By GREGORY ZELLER //
A team of Feinstein Institute for Medical Research investigators is digging deep into the mental toll natural disasters take on survivors.
The team – led by Rebecca Schwartz, an associate investigator at the Manhasset-based Feinstein Institute, R&D division of the Northwell Health system – presented its findings during a roundtable discussion at the American Public Health Association’s annual meeting, held this week in California.
According to the research, exposure to natural disasters such as 2017’s Hurricane Harvey are associated with sharply increased levels of stress and anxiety – post-trauma data that investigators believe can help mitigate the mental-health impacts of future storms.
For instance, the findings may help local officials and relief organizations better prepare to offer adequate mental-health services when the next disaster is bearing down.
Citing previous research showing the profound emotional impact hurricanes can have on storm victims, Schwartz and her team traveled to Houston to meet with survivors of Hurricane Harvey and assess their mental health needs. The storm made landfall in Texas in August 2017, causing 102 deaths, displacing some 30,000 residents (in Texas alone) and otherwise crippling Houston, the fourth-most-populated U.S. city (roughly 2.3 million residents).
Specifically, Schwartz et al assessed the survivors’ “hurricane exposure,” a broad look at the hurricane-related issues community members faced in the storm’s aftermath.

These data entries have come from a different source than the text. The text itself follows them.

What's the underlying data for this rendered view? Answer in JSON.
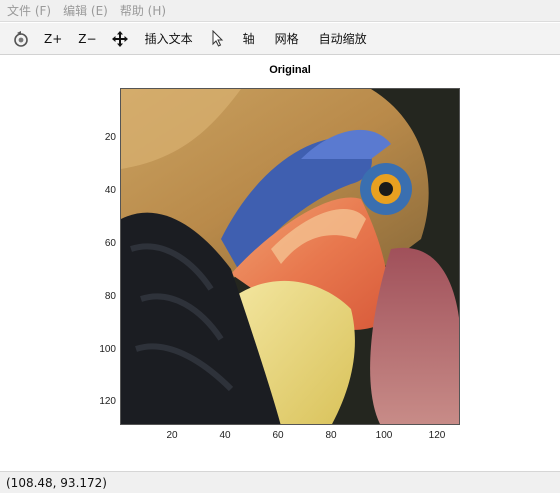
{
  "menubar": {
    "items": [
      {
        "label": "文件 (F)"
      },
      {
        "label": "编辑 (E)"
      },
      {
        "label": "帮助 (H)"
      }
    ]
  },
  "toolbar": {
    "reset_icon": "rotate-reset-icon",
    "zoom_in_label": "Z+",
    "zoom_out_label": "Z−",
    "pan_icon": "move-arrows-icon",
    "insert_text_label": "插入文本",
    "pointer_icon": "cursor-pointer-icon",
    "axis_label": "轴",
    "grid_label": "网格",
    "autoscale_label": "自动缩放"
  },
  "figure": {
    "title": "Original",
    "x_ticks": [
      "20",
      "40",
      "60",
      "80",
      "100",
      "120"
    ],
    "y_ticks": [
      "20",
      "40",
      "60",
      "80",
      "100",
      "120"
    ],
    "x_range": [
      0.5,
      128.5
    ],
    "y_range": [
      0.5,
      128.5
    ],
    "image_description_hidden": ""
  },
  "status": {
    "coordinates": "(108.48, 93.172)"
  }
}
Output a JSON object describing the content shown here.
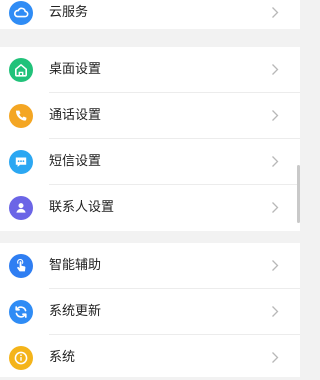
{
  "groups": [
    {
      "items": [
        {
          "label": "云服务",
          "icon": "cloud-icon",
          "color": "#2f8cf5"
        }
      ]
    },
    {
      "items": [
        {
          "label": "桌面设置",
          "icon": "home-icon",
          "color": "#21c27a"
        },
        {
          "label": "通话设置",
          "icon": "phone-icon",
          "color": "#f4a623"
        },
        {
          "label": "短信设置",
          "icon": "message-icon",
          "color": "#2ba7f2"
        },
        {
          "label": "联系人设置",
          "icon": "contact-icon",
          "color": "#6b65e6"
        }
      ]
    },
    {
      "items": [
        {
          "label": "智能辅助",
          "icon": "touch-icon",
          "color": "#2f7ef2"
        },
        {
          "label": "系统更新",
          "icon": "refresh-icon",
          "color": "#2f8cf5"
        },
        {
          "label": "系统",
          "icon": "info-icon",
          "color": "#f4b41a"
        }
      ]
    }
  ],
  "chevron_icon": "chevron-right-icon"
}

Post-storm problems ranged from power outages and difficult work commutes to personal injuries and the deaths of friends or family members, according to the Feinstein Institute.

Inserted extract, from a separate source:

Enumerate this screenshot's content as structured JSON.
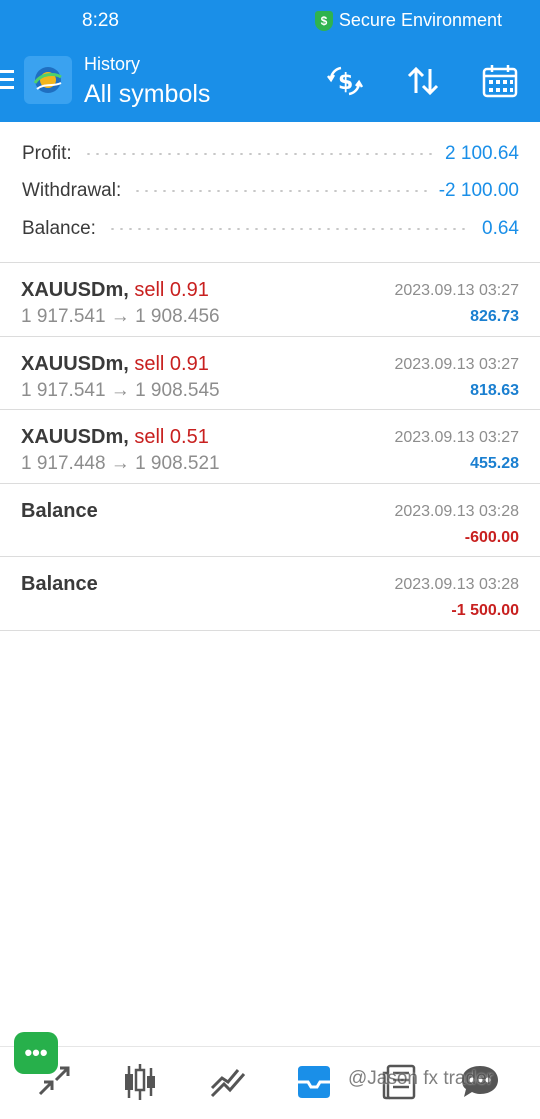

The higher the hurricane exposure – that is, the more difficulties individuals faced in coping with the storm and its effects – the higher the resulting stress levels.
Schwartz will continue analyzing the Hurricane Harvey data to explore correlations with cases of depression and post-traumatic stress disorder, furthering medical science’s ability to better deal with the emotional ramifications of deadly weather events and other disasters.

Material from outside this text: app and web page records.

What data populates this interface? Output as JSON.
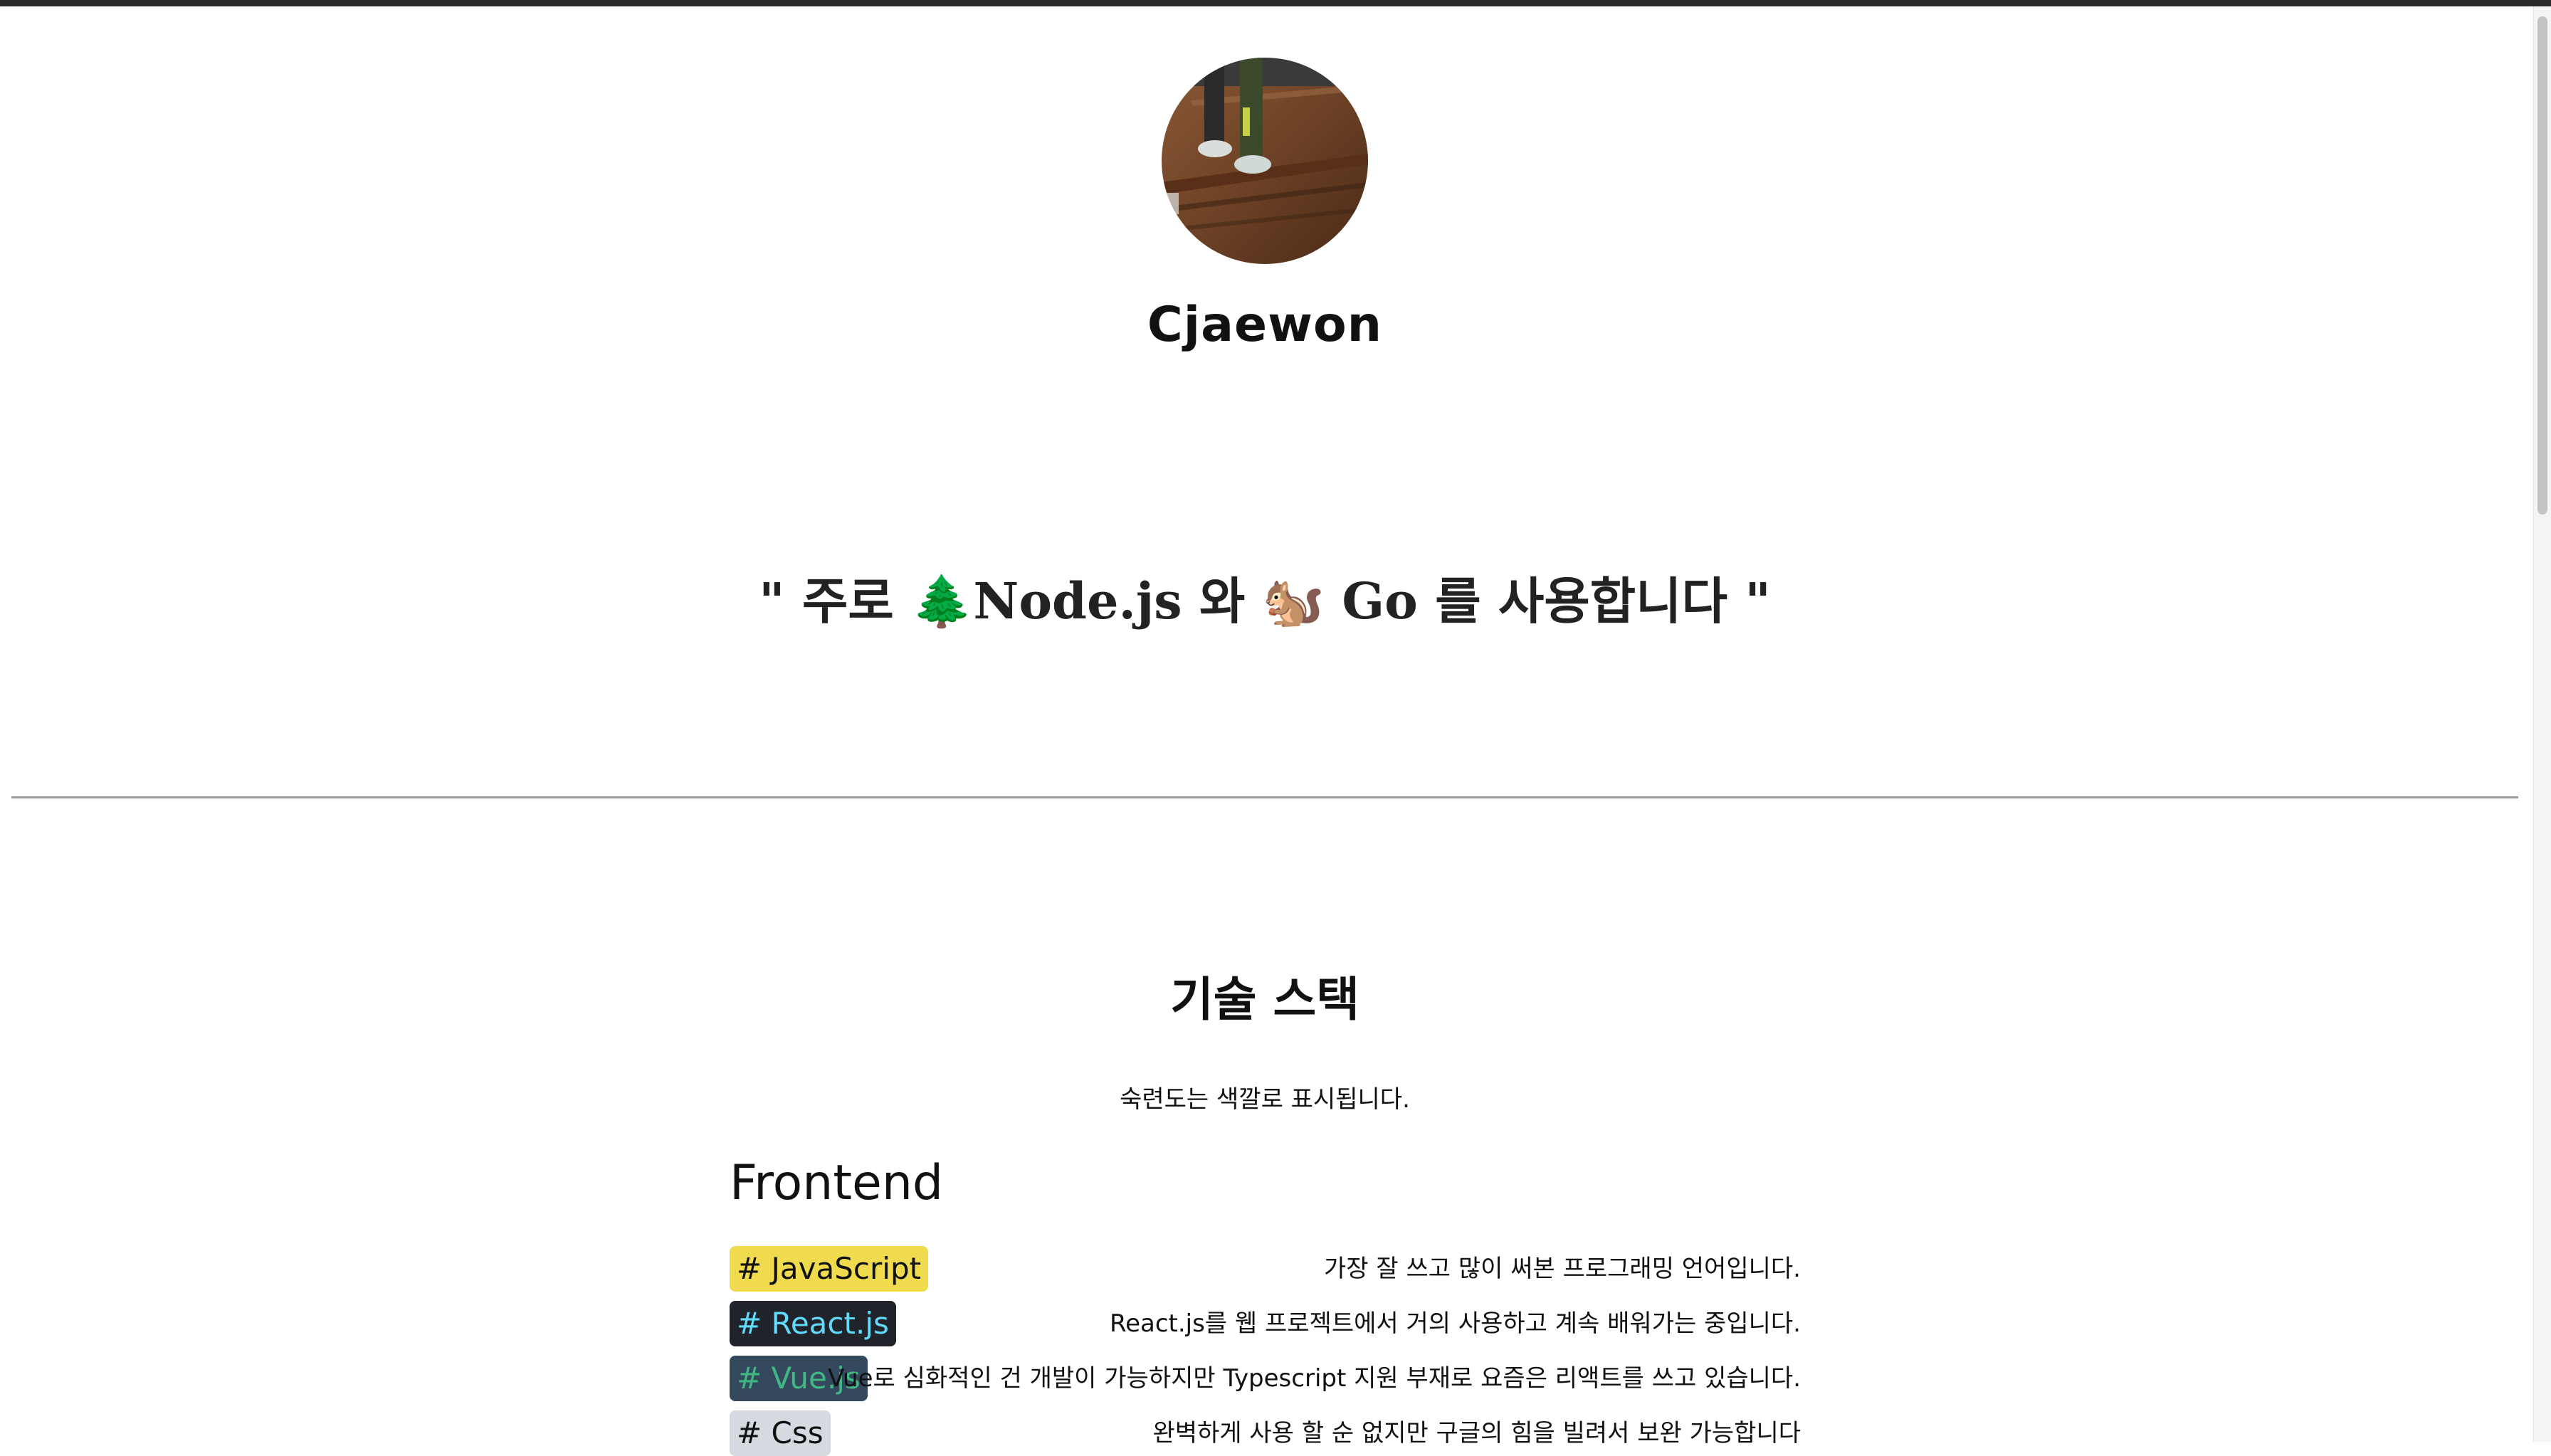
{
  "profile": {
    "name": "Cjaewon"
  },
  "motto": {
    "open_quote": "\"",
    "text_1": "주로",
    "emoji_1": "🌲",
    "lang_1": "Node.js",
    "text_2": "와",
    "emoji_2": "🐿️",
    "lang_2": "Go",
    "text_3": "를 사용합니다",
    "close_quote": "\""
  },
  "stack": {
    "title": "기술 스택",
    "subtitle": "숙련도는 색깔로 표시됩니다.",
    "groups": [
      {
        "name": "Frontend",
        "skills": [
          {
            "tag": "# JavaScript",
            "description": "가장 잘 쓰고 많이 써본 프로그래밍 언어입니다.",
            "tag_bg": "#f0db4f",
            "tag_fg": "#111111"
          },
          {
            "tag": "# React.js",
            "description": "React.js를 웹 프로젝트에서 거의 사용하고 계속 배워가는 중입니다.",
            "tag_bg": "#20232a",
            "tag_fg": "#61dafb"
          },
          {
            "tag": "# Vue.js",
            "description": "Vue로 심화적인 건 개발이 가능하지만 Typescript 지원 부재로 요즘은 리액트를 쓰고 있습니다.",
            "tag_bg": "#35495e",
            "tag_fg": "#41b883"
          },
          {
            "tag": "# Css",
            "description": "완벽하게 사용 할 순 없지만 구글의 힘을 빌려서 보완 가능합니다",
            "tag_bg": "#d5d9e0",
            "tag_fg": "#111111"
          }
        ]
      }
    ]
  },
  "colors": {
    "topbar": "#2b2b2b",
    "divider": "#9a9a9a"
  }
}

“By anticipating the mental health needs of those affected by the storm, we can develop an outreach plan to help individuals alleviate this stress – and potentially prevent mental health difficulties if faced with future storms or other types of natural disasters,” Schwartz said.